- In the nutrient film technique system (NFT), water containing nutrients is pumped through channels while the roots of the plants are dangling in baskets. Because the channels are tilted inward, the water easily recirculates.
- The flood and drain technique, or ebb and flow system, does just what it promises. After the tray is flooded the water recedes back into the reservoir. You can use many different grow mediums such as gravel or pellets, and the ebb and flow grow a wide variety of plants.
How do I get started?
Hydroponic strawberries can grow in almost any hydroponic system type, but an ebb and flow or deep water culture system would be best. This will allow the strawberries the room they need to spread out, as well as the nutrient-laden water that will help them grow. You will set a timer for your ebb and flow system to drain the reservoir before it floods again, covering the roots with nutrients.
Using cuttings in your system
The best way to grow strawberries hydroponically is to start with cuttings from previous strawberry plants. Normally in a hydroponic system, you germinate seeds first and then transplant them into the hydroponic system. But If you try to grow strawberries from seed, it can take up to 3 years to get viable berries.
In order to grow cuttings, you just need to place the strawberry cutting into the net pot with an appropriate medium and place them into the system. Coco coir is a good growing medium for strawberries. Make sure you allow enough room for the blossoming berries to cascade over the sides of your system.
With hydroponic strawberries, you are in luck! The strawberries will grow three times in a single year if you choose an ever-bearing variety. Some of the best varieties of ever-bearing plants include Douglas, Tioga, Brighton, and Red Gauntlet. These will not only offer you sweet, delectable fruit, but will also give you triple the harvest of outside garden berries each year.
Basics of daily care
Although hydroponic strawberries are relatively easy to grow, there are still some tricks of the trade. Hydroponic strawberries grow best in temperatures of 65-80 degrees Fahrenheit, and moderate humidity. If they get too humid they can develop mold and mildew, which could ruin your crop.
Strawberries require 8-12 hours of light a day and will grow well with fluorescent lighting or LED lighting, both of which can be relatively inexpensive for you. Strawberries require darkness as well as light, however, in order to complete their photosynthesis, so make sure to give them 6 hours of dark each day to fulfill the entire process.

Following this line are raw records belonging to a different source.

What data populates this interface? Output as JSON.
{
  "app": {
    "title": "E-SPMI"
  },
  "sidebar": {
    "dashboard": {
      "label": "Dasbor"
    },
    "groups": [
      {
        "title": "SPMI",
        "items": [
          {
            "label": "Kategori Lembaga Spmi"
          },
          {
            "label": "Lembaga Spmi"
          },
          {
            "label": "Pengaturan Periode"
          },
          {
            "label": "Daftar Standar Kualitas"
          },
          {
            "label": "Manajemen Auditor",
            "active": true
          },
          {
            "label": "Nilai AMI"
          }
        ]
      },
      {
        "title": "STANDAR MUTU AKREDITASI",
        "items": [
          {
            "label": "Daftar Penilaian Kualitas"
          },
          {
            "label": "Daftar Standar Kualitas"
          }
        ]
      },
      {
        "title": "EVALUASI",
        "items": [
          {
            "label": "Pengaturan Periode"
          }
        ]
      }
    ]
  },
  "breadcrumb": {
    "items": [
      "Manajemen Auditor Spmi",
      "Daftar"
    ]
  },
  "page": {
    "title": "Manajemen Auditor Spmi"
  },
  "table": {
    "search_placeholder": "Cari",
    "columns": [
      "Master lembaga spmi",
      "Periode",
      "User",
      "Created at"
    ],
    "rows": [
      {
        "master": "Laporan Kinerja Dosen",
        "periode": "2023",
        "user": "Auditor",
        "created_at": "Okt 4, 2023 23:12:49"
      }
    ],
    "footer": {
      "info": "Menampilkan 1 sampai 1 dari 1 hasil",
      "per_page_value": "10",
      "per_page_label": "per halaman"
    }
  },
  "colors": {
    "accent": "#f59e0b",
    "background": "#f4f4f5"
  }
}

Your strawberries will require nutrients. Primarily, they need potassium, nitrogen, and phosphorus. They also have secondary needs for calcium and magnesium. They will acquire the nutrients through their roots in the water-filled reservoir, and there are many nutrient system brands on the market that you can use.
How to harvest
Harvesting hydroponic strawberries occur more quickly than it would in an outdoor garden. The strawberries will take only about 4 weeks to grow after the first flower appears. When the berries are a consistent bright bright red color without any green or white, carefully pick the berries without pulling the whole plant out of the net pot. You might have better results if you gently hold the stem and vine while you harvest them. When they are perfectly ripe, they make a satisfying popping sound when you pick them.
Post-harvest, the berries are fragile and should be eaten as soon as possible. They could be refrigerated for a day or two but would taste much fresher and retain more of their nutrients if you eat them immediately
Strawberries are a healthy choice for your diet that is very easy to grow hydroponically. By keeping an eye on the temperature, light, and nutrients you feed your plants, you will soon be harvesting delicious berries to top your cereals and fruit salads. Although strawberries may not be typically used for medicinal purposes today, they taste as delicious as they have for thousands of years.